One year after arrests, Canadians detained in China set to face trial
OTTAWA -- Canada's justice minister says he is troubled that two Canadians detained in China have been denied access to lawyers as they face trials where convictions are virtually assured.
Neither Michael Spavor nor Michael Kovrig has seen a lawyer or family in the year since they were each arrested in what is widely seen as retribution for Canada's arrest of Huawei executive Meng Wanzhou on an extradition request from the United States.
The two men have met monthly with consular officials from Canada, which calls their detentions arbitrary as part of an ongoing push to secure their release.
On his way into this morning's cabinet meeting, Justice Minister David Lametti said it troubles him that they haven't had any access to legal counsel.
He said Prime Minister Justin Trudeau and Foreign Affairs Minister Francois-Philippe Champagne "have made it their top priority" to secure the two men's freedom.

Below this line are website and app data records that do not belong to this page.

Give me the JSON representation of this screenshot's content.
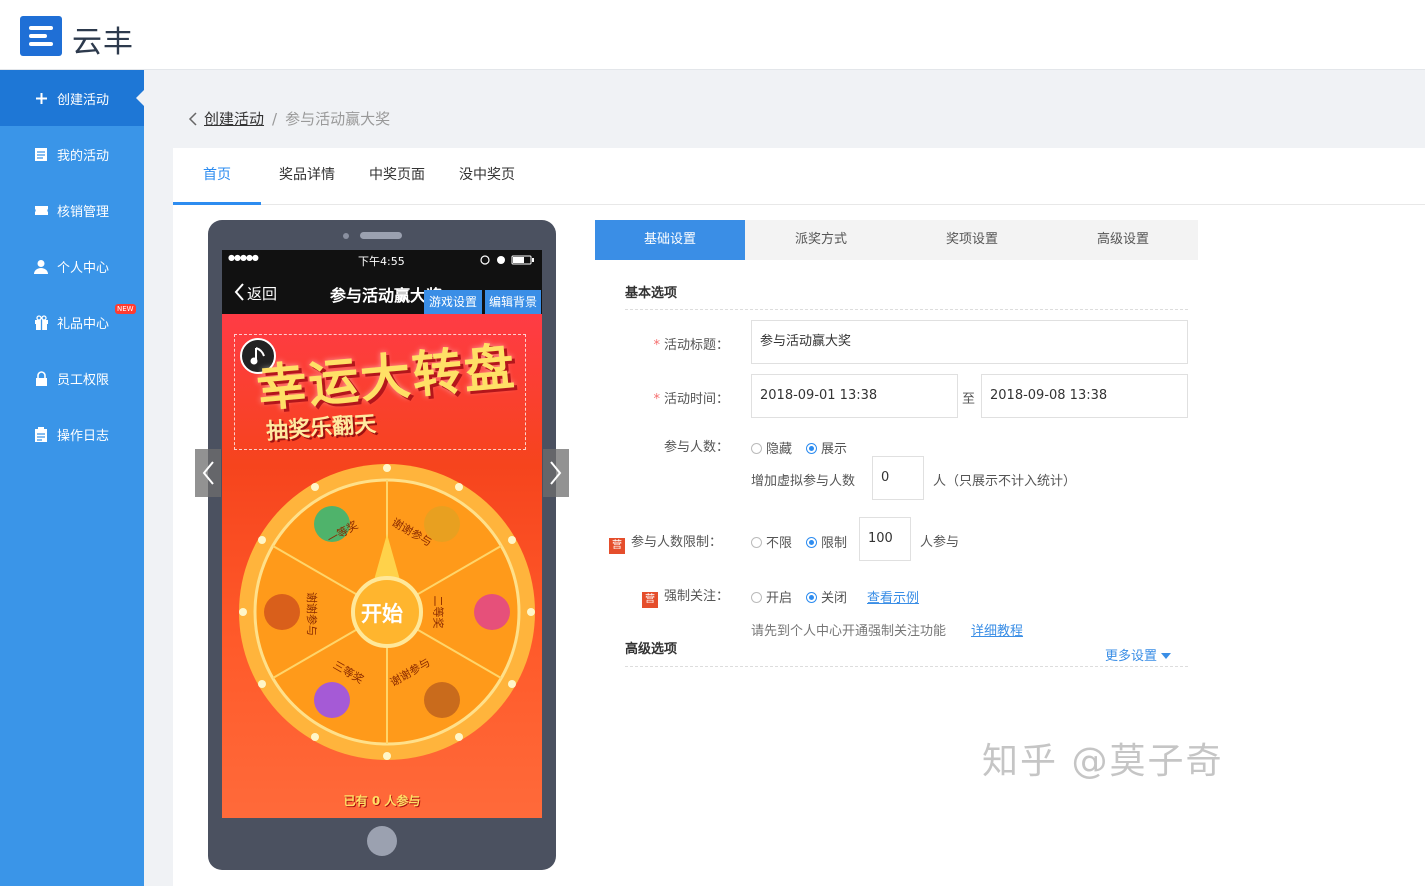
{
  "header": {
    "logo_text": "云丰"
  },
  "sidebar": {
    "items": [
      {
        "label": "创建活动",
        "icon": "plus-icon"
      },
      {
        "label": "我的活动",
        "icon": "document-icon"
      },
      {
        "label": "核销管理",
        "icon": "ticket-icon"
      },
      {
        "label": "个人中心",
        "icon": "user-icon"
      },
      {
        "label": "礼品中心",
        "icon": "gift-icon",
        "badge": "NEW"
      },
      {
        "label": "员工权限",
        "icon": "lock-icon"
      },
      {
        "label": "操作日志",
        "icon": "log-icon"
      }
    ]
  },
  "breadcrumb": {
    "back": "创建活动",
    "sep": "/",
    "current": "参与活动赢大奖"
  },
  "page_tabs": [
    "首页",
    "奖品详情",
    "中奖页面",
    "没中奖页"
  ],
  "phone": {
    "status": {
      "signal": "●●●●●",
      "time": "下午4:55"
    },
    "nav": {
      "back": "返回",
      "title": "参与活动赢大奖"
    },
    "buttons": {
      "game_settings": "游戏设置",
      "edit_bg": "编辑背景"
    },
    "banner": {
      "title": "幸运大转盘",
      "subtitle": "抽奖乐翻天"
    },
    "wheel": {
      "center": "开始",
      "segments": [
        "一等奖",
        "谢谢参与",
        "二等奖",
        "谢谢参与",
        "三等奖",
        "谢谢参与"
      ]
    },
    "participants": "已有 0 人参与"
  },
  "settings": {
    "tabs": [
      "基础设置",
      "派奖方式",
      "奖项设置",
      "高级设置"
    ],
    "basic_title": "基本选项",
    "title_label": "活动标题：",
    "title_value": "参与活动赢大奖",
    "time_label": "活动时间：",
    "start_time": "2018-09-01 13:38",
    "to": "至",
    "end_time": "2018-09-08 13:38",
    "count_label": "参与人数：",
    "count_options": [
      "隐藏",
      "展示"
    ],
    "virtual_label": "增加虚拟参与人数",
    "virtual_value": "0",
    "virtual_suffix": "人（只展示不计入统计）",
    "mark": "营",
    "limit_label": "参与人数限制：",
    "limit_options": [
      "不限",
      "限制"
    ],
    "limit_value": "100",
    "limit_suffix": "人参与",
    "follow_label": "强制关注：",
    "follow_options": [
      "开启",
      "关闭"
    ],
    "follow_example": "查看示例",
    "follow_hint": "请先到个人中心开通强制关注功能",
    "follow_tutorial": "详细教程",
    "advanced_title": "高级选项",
    "more": "更多设置"
  },
  "watermark": "知乎 @莫子奇",
  "colors": {
    "sidebar": "#3a95e8",
    "sidebar_active": "#1e77d6",
    "accent": "#3a8ee6",
    "wheel": "#ff9a1a"
  }
}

Those efforts were thrown further in doubt today when a Chinese foreign-ministry spokeswoman told reporters in Beijing that Spavor's and Kovrig's cases have been handed over "for investigation and prosecution" on national security allegations.